But times are already changing, what with satellite TV, KFC determined to import fast-food culture after bombing first time round, a falling birth-rate and youngsters leaving the island.
Dominica wont be inundated with tourists until a longer runway is built at Melville Hall airport - even landing in a little Dash 8 there counts as one of the islands adrenalin activities. But for divers and families who prefer activities to lying on golden sand (there is none), this is a welcoming island to be savoured while the goings good.
No doubt Dominicans can achieve a practical level of tourism without sacrificing what makes the island so good, if they all pull together. Good luck with that, Mr Lawrence.

Moray
Moray eel.
One
One of the many cleaner shrimps living in a barrel sponge on Solomons Reef.
Diver
Diver off a typically colourful wall.
Dominica
Dominicas interior is unremittingly green - this is the view towards Trafalgar Falls.
Turtle
Turtle at Solomons Reef
Seahorse
Seahorse at Maggies Reef.
Big
Big barrel sponges abound in Dominica.
FACTFILE
GETTING THERE: Fly from the UK with BA to Antigua, connecting to a LIAT inter-island flight. With no agreement between the airlines, you will have to recheck your luggage. Departure tax is around 11.
DIVING & ACCOMMODATION: North-west - Cabrits Dive Centre, www.cabritsdive.com. Heavens Best Guesthouse www.heavensbestguesthouse.com. Mid-west - Sunset Bay Club & Seaside Dive Resort, www.sunsetbayclub.com. South-west - Al Diving, 001 767 440 3483. Anchorage Hotel & Dive Centre has seaview rooms, friendly service and a complete whale skeleton by the bar, www.anchoragehotel.dm.
RESTAURANTS: Iguana Café near Cabrits (Rastafarian food), 001 767 277 0815. Bambuz Bar & Restaurant near Roseau, 001 767 440 4721.
WHEN TO GO: November to July to avoid the hurricane season. February-May are the driest months, water temperature 24-28°C. 2008 sees the 15th anniversary of Dominicas annual Dive Fest, from 11-20 July.
MONEY: US or Eastern Caribbean Dollar (US $1 = EC $2.70), credit cards.
PRICES: Dive Worldwide offers Dominica packages from 1189 per person, 0845 130 6980, www.diveworldwide.com. The price includes flights, transfers, seven nights B&B accommodation at Fort Young Hotel in Roseau and two boat dives a day for five days. A similar deal but staying at the Anchorage Hotel starts from 1330.

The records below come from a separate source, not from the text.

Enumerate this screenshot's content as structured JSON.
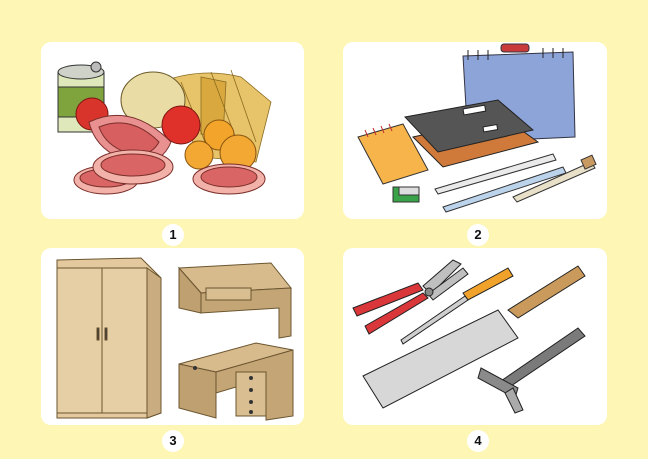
{
  "panels": [
    {
      "number": "1",
      "subject": "food"
    },
    {
      "number": "2",
      "subject": "stationery"
    },
    {
      "number": "3",
      "subject": "furniture"
    },
    {
      "number": "4",
      "subject": "tools"
    }
  ]
}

FURTHER INFORMATION: Discover Dominica Authority, www.discoverdominica.com